──────── Records for processing

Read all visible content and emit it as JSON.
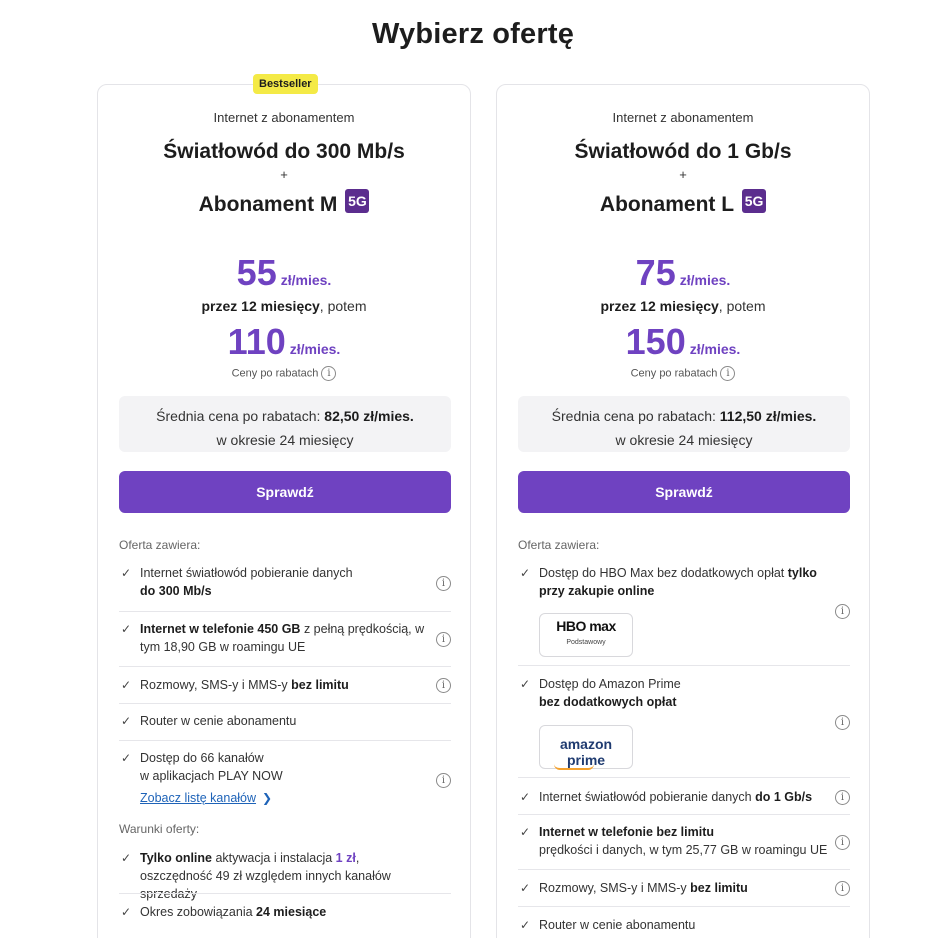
{
  "page": {
    "title": "Wybierz ofertę"
  },
  "colors": {
    "accent": "#6f42c1",
    "badge": "#f4ea46",
    "badge_5g": "#5b2d8e"
  },
  "cards": [
    {
      "badge": "Bestseller",
      "subtitle": "Internet z abonamentem",
      "plan_line1": "Światłowód do 300 Mb/s",
      "plus": "+",
      "plan_line2": "Abonament M",
      "badge_5g": "5G",
      "price_promo": "55",
      "price_unit": "zł/mies.",
      "period_bold": "przez 12 miesięcy",
      "period_rest": ", potem",
      "price_regular": "110",
      "discount_note": "Ceny po rabatach",
      "avg_label": "Średnia cena po rabatach: ",
      "avg_value": "82,50 zł/mies.",
      "avg_period": "w okresie 24 miesięcy",
      "cta": "Sprawdź",
      "offer_label": "Oferta zawiera:",
      "features": [
        {
          "pre": "Internet światłowód pobieranie danych",
          "bold": "do 300 Mb/s",
          "post": ""
        },
        {
          "pre": "",
          "bold": "Internet w telefonie 450 GB",
          "post": " z pełną prędkością, w tym 18,90 GB w roamingu UE"
        },
        {
          "pre": "Rozmowy, SMS-y i MMS-y ",
          "bold": "bez limitu",
          "post": ""
        },
        {
          "pre": "Router w cenie abonamentu",
          "bold": "",
          "post": ""
        },
        {
          "pre": "Dostęp do 66 kanałów",
          "line2": "w aplikacjach PLAY NOW",
          "link": "Zobacz listę kanałów"
        }
      ],
      "terms_label": "Warunki oferty:",
      "terms": [
        {
          "bold": "Tylko online",
          "pre": " aktywacja i instalacja ",
          "red": "1 zł",
          "post": ", oszczędność 49 zł względem innych kanałów sprzedaży"
        },
        {
          "pre": "Okres zobowiązania ",
          "bold": "24 miesiące"
        }
      ]
    },
    {
      "subtitle": "Internet z abonamentem",
      "plan_line1": "Światłowód do 1 Gb/s",
      "plus": "+",
      "plan_line2": "Abonament L",
      "badge_5g": "5G",
      "price_promo": "75",
      "price_unit": "zł/mies.",
      "period_bold": "przez 12 miesięcy",
      "period_rest": ", potem",
      "price_regular": "150",
      "discount_note": "Ceny po rabatach",
      "avg_label": "Średnia cena po rabatach: ",
      "avg_value": "112,50 zł/mies.",
      "avg_period": "w okresie 24 miesięcy",
      "cta": "Sprawdź",
      "offer_label": "Oferta zawiera:",
      "features": [
        {
          "pre": "Dostęp do HBO Max bez dodatkowych opłat ",
          "bold": "tylko przy zakupie online",
          "logo_main": "HBO max",
          "logo_sub": "Podstawowy"
        },
        {
          "pre": "Dostęp do Amazon Prime",
          "bold": "bez dodatkowych opłat",
          "logo_main": "amazon prime"
        },
        {
          "pre": "Internet światłowód pobieranie danych ",
          "bold": "do 1 Gb/s",
          "post": ""
        },
        {
          "pre": "",
          "bold": "Internet w telefonie bez limitu",
          "post": "prędkości i danych, w tym 25,77 GB w roamingu UE"
        },
        {
          "pre": "Rozmowy, SMS-y i MMS-y ",
          "bold": "bez limitu",
          "post": ""
        },
        {
          "pre": "Router w cenie abonamentu",
          "bold": "",
          "post": ""
        }
      ]
    }
  ]
}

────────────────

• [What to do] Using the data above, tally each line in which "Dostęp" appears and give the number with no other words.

• [Answer to this problem] 3